*HOW TO COMPLETE THIS TASK*.
The entries below are to be repeated exactly, with the pictures left out.

*EXTRACTED MATERIAL*.
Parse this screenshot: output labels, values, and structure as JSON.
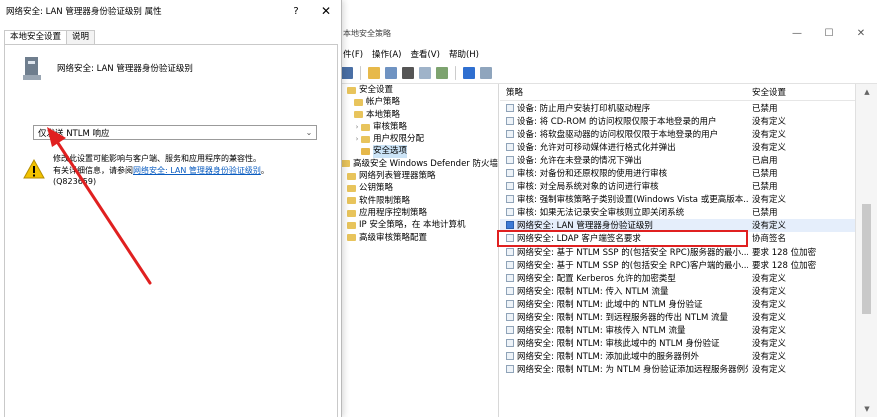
{
  "dialog": {
    "title": "网络安全: LAN 管理器身份验证级别 属性",
    "help": "?",
    "close": "✕",
    "tabs": [
      "本地安全设置",
      "说明"
    ],
    "policy_name": "网络安全: LAN 管理器身份验证级别",
    "selected_value": "仅发送 NTLM 响应",
    "warning_text_1": "修改此设置可能影响与客户端、服务和应用程序的兼容性。",
    "warning_text_2": "有关详细信息，请参阅",
    "warning_link": "网络安全: LAN 管理器身份验证级别",
    "warning_text_3": "。",
    "kb": "(Q823659)"
  },
  "mmc": {
    "title": "本地安全策略",
    "controls": {
      "min": "—",
      "max": "☐",
      "close": "✕"
    },
    "menu": [
      "件(F)",
      "操作(A)",
      "查看(V)",
      "帮助(H)"
    ],
    "tree": [
      {
        "label": "安全设置",
        "depth": 0,
        "caret": ""
      },
      {
        "label": "帐户策略",
        "depth": 1,
        "caret": ""
      },
      {
        "label": "本地策略",
        "depth": 1,
        "caret": ""
      },
      {
        "label": "审核策略",
        "depth": 2,
        "caret": "›"
      },
      {
        "label": "用户权限分配",
        "depth": 2,
        "caret": "›"
      },
      {
        "label": "安全选项",
        "depth": 2,
        "caret": "",
        "selected": true
      },
      {
        "label": "高级安全 Windows Defender 防火墙",
        "depth": 0,
        "caret": ""
      },
      {
        "label": "网络列表管理器策略",
        "depth": 0,
        "caret": ""
      },
      {
        "label": "公钥策略",
        "depth": 0,
        "caret": ""
      },
      {
        "label": "软件限制策略",
        "depth": 0,
        "caret": ""
      },
      {
        "label": "应用程序控制策略",
        "depth": 0,
        "caret": ""
      },
      {
        "label": "IP 安全策略，在 本地计算机",
        "depth": 0,
        "caret": ""
      },
      {
        "label": "高级审核策略配置",
        "depth": 0,
        "caret": ""
      }
    ],
    "columns": {
      "policy": "策略",
      "setting": "安全设置"
    },
    "rows": [
      {
        "policy": "设备: 防止用户安装打印机驱动程序",
        "setting": "已禁用"
      },
      {
        "policy": "设备: 将 CD-ROM 的访问权限仅限于本地登录的用户",
        "setting": "没有定义"
      },
      {
        "policy": "设备: 将软盘驱动器的访问权限仅限于本地登录的用户",
        "setting": "没有定义"
      },
      {
        "policy": "设备: 允许对可移动媒体进行格式化并弹出",
        "setting": "没有定义"
      },
      {
        "policy": "设备: 允许在未登录的情况下弹出",
        "setting": "已启用"
      },
      {
        "policy": "审核: 对备份和还原权限的使用进行审核",
        "setting": "已禁用"
      },
      {
        "policy": "审核: 对全局系统对象的访问进行审核",
        "setting": "已禁用"
      },
      {
        "policy": "审核: 强制审核策略子类别设置(Windows Vista 或更高版本...",
        "setting": "没有定义"
      },
      {
        "policy": "审核: 如果无法记录安全审核则立即关闭系统",
        "setting": "已禁用"
      },
      {
        "policy": "网络安全: LAN 管理器身份验证级别",
        "setting": "没有定义",
        "highlight": true
      },
      {
        "policy": "网络安全: LDAP 客户端签名要求",
        "setting": "协商签名"
      },
      {
        "policy": "网络安全: 基于 NTLM SSP 的(包括安全 RPC)服务器的最小...",
        "setting": "要求 128 位加密"
      },
      {
        "policy": "网络安全: 基于 NTLM SSP 的(包括安全 RPC)客户端的最小...",
        "setting": "要求 128 位加密"
      },
      {
        "policy": "网络安全: 配置 Kerberos 允许的加密类型",
        "setting": "没有定义"
      },
      {
        "policy": "网络安全: 限制 NTLM: 传入 NTLM 流量",
        "setting": "没有定义"
      },
      {
        "policy": "网络安全: 限制 NTLM: 此域中的 NTLM 身份验证",
        "setting": "没有定义"
      },
      {
        "policy": "网络安全: 限制 NTLM: 到远程服务器的传出 NTLM 流量",
        "setting": "没有定义"
      },
      {
        "policy": "网络安全: 限制 NTLM: 审核传入 NTLM 流量",
        "setting": "没有定义"
      },
      {
        "policy": "网络安全: 限制 NTLM: 审核此域中的 NTLM 身份验证",
        "setting": "没有定义"
      },
      {
        "policy": "网络安全: 限制 NTLM: 添加此域中的服务器例外",
        "setting": "没有定义"
      },
      {
        "policy": "网络安全: 限制 NTLM: 为 NTLM 身份验证添加远程服务器例外",
        "setting": "没有定义"
      }
    ]
  },
  "colors": {
    "highlight_box": "#e02020",
    "arrow": "#e02020",
    "link": "#0a5cc0",
    "selection": "#cce4f7"
  }
}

*TASK RESULT*.
Parse this screenshot: output labels, values, and structure as JSON.
{
  "dialog": {
    "title": "网络安全: LAN 管理器身份验证级别 属性",
    "help": "?",
    "close": "✕",
    "tabs": [
      "本地安全设置",
      "说明"
    ],
    "policy_name": "网络安全: LAN 管理器身份验证级别",
    "selected_value": "仅发送 NTLM 响应",
    "warning_text_1": "修改此设置可能影响与客户端、服务和应用程序的兼容性。",
    "warning_text_2": "有关详细信息，请参阅",
    "warning_link": "网络安全: LAN 管理器身份验证级别",
    "warning_text_3": "。",
    "kb": "(Q823659)"
  },
  "mmc": {
    "title": "本地安全策略",
    "controls": {
      "min": "—",
      "max": "☐",
      "close": "✕"
    },
    "menu": [
      "件(F)",
      "操作(A)",
      "查看(V)",
      "帮助(H)"
    ],
    "tree": [
      {
        "label": "安全设置",
        "depth": 0,
        "caret": ""
      },
      {
        "label": "帐户策略",
        "depth": 1,
        "caret": ""
      },
      {
        "label": "本地策略",
        "depth": 1,
        "caret": ""
      },
      {
        "label": "审核策略",
        "depth": 2,
        "caret": "›"
      },
      {
        "label": "用户权限分配",
        "depth": 2,
        "caret": "›"
      },
      {
        "label": "安全选项",
        "depth": 2,
        "caret": "",
        "selected": true
      },
      {
        "label": "高级安全 Windows Defender 防火墙",
        "depth": 0,
        "caret": ""
      },
      {
        "label": "网络列表管理器策略",
        "depth": 0,
        "caret": ""
      },
      {
        "label": "公钥策略",
        "depth": 0,
        "caret": ""
      },
      {
        "label": "软件限制策略",
        "depth": 0,
        "caret": ""
      },
      {
        "label": "应用程序控制策略",
        "depth": 0,
        "caret": ""
      },
      {
        "label": "IP 安全策略，在 本地计算机",
        "depth": 0,
        "caret": ""
      },
      {
        "label": "高级审核策略配置",
        "depth": 0,
        "caret": ""
      }
    ],
    "columns": {
      "policy": "策略",
      "setting": "安全设置"
    },
    "rows": [
      {
        "policy": "设备: 防止用户安装打印机驱动程序",
        "setting": "已禁用"
      },
      {
        "policy": "设备: 将 CD-ROM 的访问权限仅限于本地登录的用户",
        "setting": "没有定义"
      },
      {
        "policy": "设备: 将软盘驱动器的访问权限仅限于本地登录的用户",
        "setting": "没有定义"
      },
      {
        "policy": "设备: 允许对可移动媒体进行格式化并弹出",
        "setting": "没有定义"
      },
      {
        "policy": "设备: 允许在未登录的情况下弹出",
        "setting": "已启用"
      },
      {
        "policy": "审核: 对备份和还原权限的使用进行审核",
        "setting": "已禁用"
      },
      {
        "policy": "审核: 对全局系统对象的访问进行审核",
        "setting": "已禁用"
      },
      {
        "policy": "审核: 强制审核策略子类别设置(Windows Vista 或更高版本...",
        "setting": "没有定义"
      },
      {
        "policy": "审核: 如果无法记录安全审核则立即关闭系统",
        "setting": "已禁用"
      },
      {
        "policy": "网络安全: LAN 管理器身份验证级别",
        "setting": "没有定义",
        "highlight": true
      },
      {
        "policy": "网络安全: LDAP 客户端签名要求",
        "setting": "协商签名"
      },
      {
        "policy": "网络安全: 基于 NTLM SSP 的(包括安全 RPC)服务器的最小...",
        "setting": "要求 128 位加密"
      },
      {
        "policy": "网络安全: 基于 NTLM SSP 的(包括安全 RPC)客户端的最小...",
        "setting": "要求 128 位加密"
      },
      {
        "policy": "网络安全: 配置 Kerberos 允许的加密类型",
        "setting": "没有定义"
      },
      {
        "policy": "网络安全: 限制 NTLM: 传入 NTLM 流量",
        "setting": "没有定义"
      },
      {
        "policy": "网络安全: 限制 NTLM: 此域中的 NTLM 身份验证",
        "setting": "没有定义"
      },
      {
        "policy": "网络安全: 限制 NTLM: 到远程服务器的传出 NTLM 流量",
        "setting": "没有定义"
      },
      {
        "policy": "网络安全: 限制 NTLM: 审核传入 NTLM 流量",
        "setting": "没有定义"
      },
      {
        "policy": "网络安全: 限制 NTLM: 审核此域中的 NTLM 身份验证",
        "setting": "没有定义"
      },
      {
        "policy": "网络安全: 限制 NTLM: 添加此域中的服务器例外",
        "setting": "没有定义"
      },
      {
        "policy": "网络安全: 限制 NTLM: 为 NTLM 身份验证添加远程服务器例外",
        "setting": "没有定义"
      }
    ]
  },
  "colors": {
    "highlight_box": "#e02020",
    "arrow": "#e02020",
    "link": "#0a5cc0",
    "selection": "#cce4f7"
  }
}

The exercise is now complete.